Go over the records and count each line that has the string "JSON". Give the number and nothing else.
══ PROVIDED ENTRIES ══
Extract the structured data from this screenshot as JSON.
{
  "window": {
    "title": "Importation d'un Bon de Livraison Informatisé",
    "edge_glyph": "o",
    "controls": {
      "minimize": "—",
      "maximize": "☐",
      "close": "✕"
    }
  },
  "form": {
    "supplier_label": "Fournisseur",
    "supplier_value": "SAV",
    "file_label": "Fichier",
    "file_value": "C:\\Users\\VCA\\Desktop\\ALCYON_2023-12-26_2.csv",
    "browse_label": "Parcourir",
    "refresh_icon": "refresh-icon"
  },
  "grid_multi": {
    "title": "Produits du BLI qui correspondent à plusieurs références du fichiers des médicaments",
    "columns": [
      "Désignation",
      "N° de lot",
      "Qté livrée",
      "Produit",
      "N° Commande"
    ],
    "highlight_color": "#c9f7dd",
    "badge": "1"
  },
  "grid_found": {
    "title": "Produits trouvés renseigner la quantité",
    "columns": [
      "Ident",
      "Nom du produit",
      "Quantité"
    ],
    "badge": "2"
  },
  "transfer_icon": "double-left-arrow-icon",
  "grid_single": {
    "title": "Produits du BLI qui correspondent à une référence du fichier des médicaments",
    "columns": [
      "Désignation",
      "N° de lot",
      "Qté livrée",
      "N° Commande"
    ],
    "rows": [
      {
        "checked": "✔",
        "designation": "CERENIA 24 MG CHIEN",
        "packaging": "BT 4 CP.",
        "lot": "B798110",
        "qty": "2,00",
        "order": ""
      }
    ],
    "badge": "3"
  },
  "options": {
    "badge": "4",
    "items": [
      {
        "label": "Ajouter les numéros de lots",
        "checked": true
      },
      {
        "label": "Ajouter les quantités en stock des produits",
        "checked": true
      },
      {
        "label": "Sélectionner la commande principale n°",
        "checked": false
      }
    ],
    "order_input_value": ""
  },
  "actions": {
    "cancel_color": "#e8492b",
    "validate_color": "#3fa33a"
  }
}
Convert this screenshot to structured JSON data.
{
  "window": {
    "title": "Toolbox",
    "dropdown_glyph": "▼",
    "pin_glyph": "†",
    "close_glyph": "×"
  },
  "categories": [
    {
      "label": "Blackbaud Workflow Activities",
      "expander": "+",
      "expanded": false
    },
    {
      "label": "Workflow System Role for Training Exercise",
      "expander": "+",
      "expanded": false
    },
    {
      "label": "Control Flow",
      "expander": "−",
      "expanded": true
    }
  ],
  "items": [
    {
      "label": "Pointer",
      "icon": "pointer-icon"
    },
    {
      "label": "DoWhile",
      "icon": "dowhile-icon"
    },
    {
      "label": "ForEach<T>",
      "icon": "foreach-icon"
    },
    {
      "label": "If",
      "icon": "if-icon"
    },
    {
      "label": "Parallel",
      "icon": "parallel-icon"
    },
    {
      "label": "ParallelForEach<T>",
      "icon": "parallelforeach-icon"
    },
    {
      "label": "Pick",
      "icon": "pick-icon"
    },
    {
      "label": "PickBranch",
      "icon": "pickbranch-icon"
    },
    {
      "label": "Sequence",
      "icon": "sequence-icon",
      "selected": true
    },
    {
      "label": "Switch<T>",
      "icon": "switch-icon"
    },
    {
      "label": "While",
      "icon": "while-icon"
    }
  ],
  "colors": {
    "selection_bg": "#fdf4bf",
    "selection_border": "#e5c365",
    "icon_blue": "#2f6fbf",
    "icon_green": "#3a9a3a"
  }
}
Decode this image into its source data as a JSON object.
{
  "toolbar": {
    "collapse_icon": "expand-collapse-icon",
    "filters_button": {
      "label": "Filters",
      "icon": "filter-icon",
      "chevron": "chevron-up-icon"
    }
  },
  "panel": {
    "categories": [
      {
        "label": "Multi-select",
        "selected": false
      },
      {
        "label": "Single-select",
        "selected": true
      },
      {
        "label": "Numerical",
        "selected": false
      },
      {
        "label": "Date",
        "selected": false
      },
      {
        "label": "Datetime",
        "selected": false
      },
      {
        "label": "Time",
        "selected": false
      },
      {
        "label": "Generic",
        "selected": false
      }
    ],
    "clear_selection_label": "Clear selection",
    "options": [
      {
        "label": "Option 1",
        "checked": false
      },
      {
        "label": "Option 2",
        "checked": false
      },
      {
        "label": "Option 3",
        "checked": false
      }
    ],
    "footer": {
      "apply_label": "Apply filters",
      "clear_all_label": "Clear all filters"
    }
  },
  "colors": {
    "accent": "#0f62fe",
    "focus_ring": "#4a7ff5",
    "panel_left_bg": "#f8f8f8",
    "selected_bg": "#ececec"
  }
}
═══
:: OUTPUT ::
3